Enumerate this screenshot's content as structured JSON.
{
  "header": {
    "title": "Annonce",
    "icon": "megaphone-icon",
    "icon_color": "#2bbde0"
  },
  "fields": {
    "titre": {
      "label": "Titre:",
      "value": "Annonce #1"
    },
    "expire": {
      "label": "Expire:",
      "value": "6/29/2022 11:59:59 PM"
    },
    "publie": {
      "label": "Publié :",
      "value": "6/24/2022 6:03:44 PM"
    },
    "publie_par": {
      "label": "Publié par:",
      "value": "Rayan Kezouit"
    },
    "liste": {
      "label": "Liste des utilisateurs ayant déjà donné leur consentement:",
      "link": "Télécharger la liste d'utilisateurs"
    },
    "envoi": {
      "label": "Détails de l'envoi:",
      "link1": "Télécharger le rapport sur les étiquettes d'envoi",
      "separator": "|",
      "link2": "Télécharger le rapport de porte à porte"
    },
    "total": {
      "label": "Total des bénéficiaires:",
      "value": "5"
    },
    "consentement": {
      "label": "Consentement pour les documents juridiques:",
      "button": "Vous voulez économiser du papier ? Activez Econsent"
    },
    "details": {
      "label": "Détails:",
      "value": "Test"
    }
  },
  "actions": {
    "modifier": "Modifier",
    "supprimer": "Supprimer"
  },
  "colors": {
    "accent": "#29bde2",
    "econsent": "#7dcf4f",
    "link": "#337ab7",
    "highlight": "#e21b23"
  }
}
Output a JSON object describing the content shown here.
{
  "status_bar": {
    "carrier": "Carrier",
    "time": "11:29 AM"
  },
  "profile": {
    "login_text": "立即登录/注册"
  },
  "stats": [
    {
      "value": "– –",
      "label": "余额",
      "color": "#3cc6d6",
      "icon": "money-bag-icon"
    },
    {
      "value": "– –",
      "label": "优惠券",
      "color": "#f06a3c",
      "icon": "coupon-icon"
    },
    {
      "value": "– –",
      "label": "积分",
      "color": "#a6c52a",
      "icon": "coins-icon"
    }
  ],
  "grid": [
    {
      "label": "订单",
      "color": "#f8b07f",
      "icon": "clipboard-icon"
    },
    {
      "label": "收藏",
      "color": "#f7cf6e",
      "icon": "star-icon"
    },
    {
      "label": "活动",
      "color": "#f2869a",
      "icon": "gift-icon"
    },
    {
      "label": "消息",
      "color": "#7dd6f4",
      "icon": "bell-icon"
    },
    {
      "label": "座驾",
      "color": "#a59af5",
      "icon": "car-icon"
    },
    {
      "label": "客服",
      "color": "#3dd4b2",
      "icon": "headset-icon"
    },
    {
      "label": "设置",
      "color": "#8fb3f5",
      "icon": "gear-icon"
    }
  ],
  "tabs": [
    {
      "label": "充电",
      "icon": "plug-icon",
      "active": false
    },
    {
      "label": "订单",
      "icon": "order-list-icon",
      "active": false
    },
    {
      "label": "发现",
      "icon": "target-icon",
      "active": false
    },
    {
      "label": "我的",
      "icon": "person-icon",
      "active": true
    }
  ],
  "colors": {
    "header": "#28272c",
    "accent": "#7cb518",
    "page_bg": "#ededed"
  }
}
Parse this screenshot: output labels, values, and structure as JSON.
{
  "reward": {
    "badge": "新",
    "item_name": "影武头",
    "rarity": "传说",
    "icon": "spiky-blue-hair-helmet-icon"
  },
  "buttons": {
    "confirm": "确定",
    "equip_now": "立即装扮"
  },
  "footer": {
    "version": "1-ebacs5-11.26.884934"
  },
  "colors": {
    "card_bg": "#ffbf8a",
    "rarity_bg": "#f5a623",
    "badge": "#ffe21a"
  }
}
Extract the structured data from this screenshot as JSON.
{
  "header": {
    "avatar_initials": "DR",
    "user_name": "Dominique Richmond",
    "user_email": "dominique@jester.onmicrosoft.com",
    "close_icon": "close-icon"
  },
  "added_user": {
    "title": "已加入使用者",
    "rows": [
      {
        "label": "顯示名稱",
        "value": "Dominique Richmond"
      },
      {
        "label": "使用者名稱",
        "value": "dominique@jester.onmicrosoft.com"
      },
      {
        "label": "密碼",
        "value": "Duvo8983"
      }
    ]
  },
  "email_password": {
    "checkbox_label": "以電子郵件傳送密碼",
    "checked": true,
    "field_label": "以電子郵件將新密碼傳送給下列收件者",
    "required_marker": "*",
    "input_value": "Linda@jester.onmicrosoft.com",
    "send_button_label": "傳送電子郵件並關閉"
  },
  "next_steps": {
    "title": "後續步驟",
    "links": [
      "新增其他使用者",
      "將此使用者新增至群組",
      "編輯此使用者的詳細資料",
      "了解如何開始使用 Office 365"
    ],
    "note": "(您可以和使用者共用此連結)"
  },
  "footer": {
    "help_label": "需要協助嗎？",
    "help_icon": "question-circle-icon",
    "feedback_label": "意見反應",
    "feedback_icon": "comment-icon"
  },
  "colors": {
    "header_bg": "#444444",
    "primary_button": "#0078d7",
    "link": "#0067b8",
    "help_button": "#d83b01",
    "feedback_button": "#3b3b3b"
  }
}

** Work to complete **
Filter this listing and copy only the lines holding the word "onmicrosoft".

** Exercise answer **
    "user_email": "dominique@jester.onmicrosoft.com",
        "value": "dominique@jester.onmicrosoft.com"
    "input_value": "Linda@jester.onmicrosoft.com",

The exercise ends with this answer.